You know a perfume is sufficiently interesting in its own right when wearing it makes you forget its marketing baggage. In this case, the 'story' revolves around photography and Lang's support of a collective - also called Aperture - founded in 1952 to create "common ground for the advancement of photography". That's all well and good, and I wouldn't wish to belittle any publicity the fragrance might be able to drum up for the organisation in question. But it would also be a shame if this release came to be known as nothing more than an 'agenda scent' (see 2012's In Peace).

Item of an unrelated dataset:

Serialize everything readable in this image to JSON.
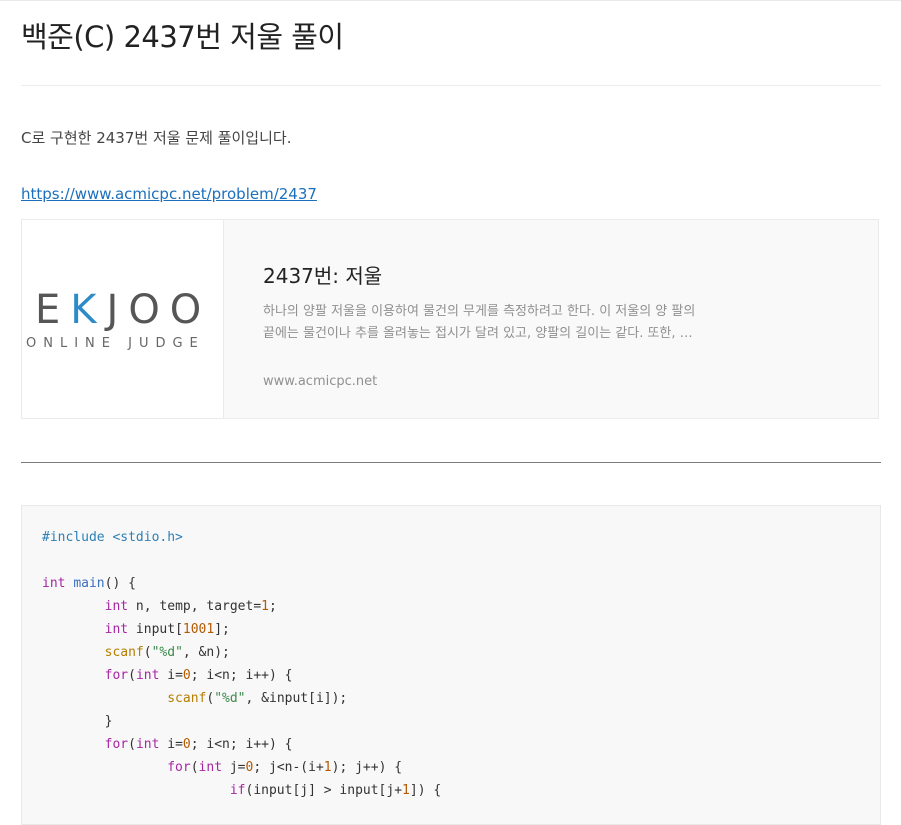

It opens like a slightly more peppery version of Jean-Claude Ellena's Bois Farine for L'Artisan Parfumeur, which is to say it's powdery, flour-y, nutty, salty and gently tinged with a burst of clove and carnation. The door to the larder is opened and out come the granulated contents of various paper bags. But while the Ellena remains airy and sheer until its conclusion, Aperture wrong-foots the wearer with a wholly unexpected development. From its depths, a darkness rises to the surface. It isn't overwhelming, but it is undeniably present: a distinct, animalic funk, as sweaty as it is leathery, and a complete contrast to what has come before. Bois Farine suddenly becomes Olivia Giacobetti's playful Dzing! (also L'Artisan Parfumeur, oddly enough): opaque, physical and intent on remaining close to the skin.
What this endearing twist in the tale is supposed to say about photography is up for debate, but it certainly seems to be addressing ideas about the deceptiveness of surfaces and the power of an apparently static image - be it visual or olfactory - to startle and surprise. My reservations about the link with the aforementioned collective notwithstanding, I concede that perhaps Aperture is an apt name for the scent: it is, in some senses, very much like an opening, allowing both light and darkness to enter. But with its wide scope and its narrative intent, I'd say the fragrance ought to have been given a different moniker, maybe something along the lines of Deep Focus. Then again, that's beside the point. Forget the pictures, forget the name and just focus on the perfume. As an example of an abstract, modern animalic, it's well worth checking out.
[Review based on a sample of eau de parfum provided by Ulrich Lang in 2014.]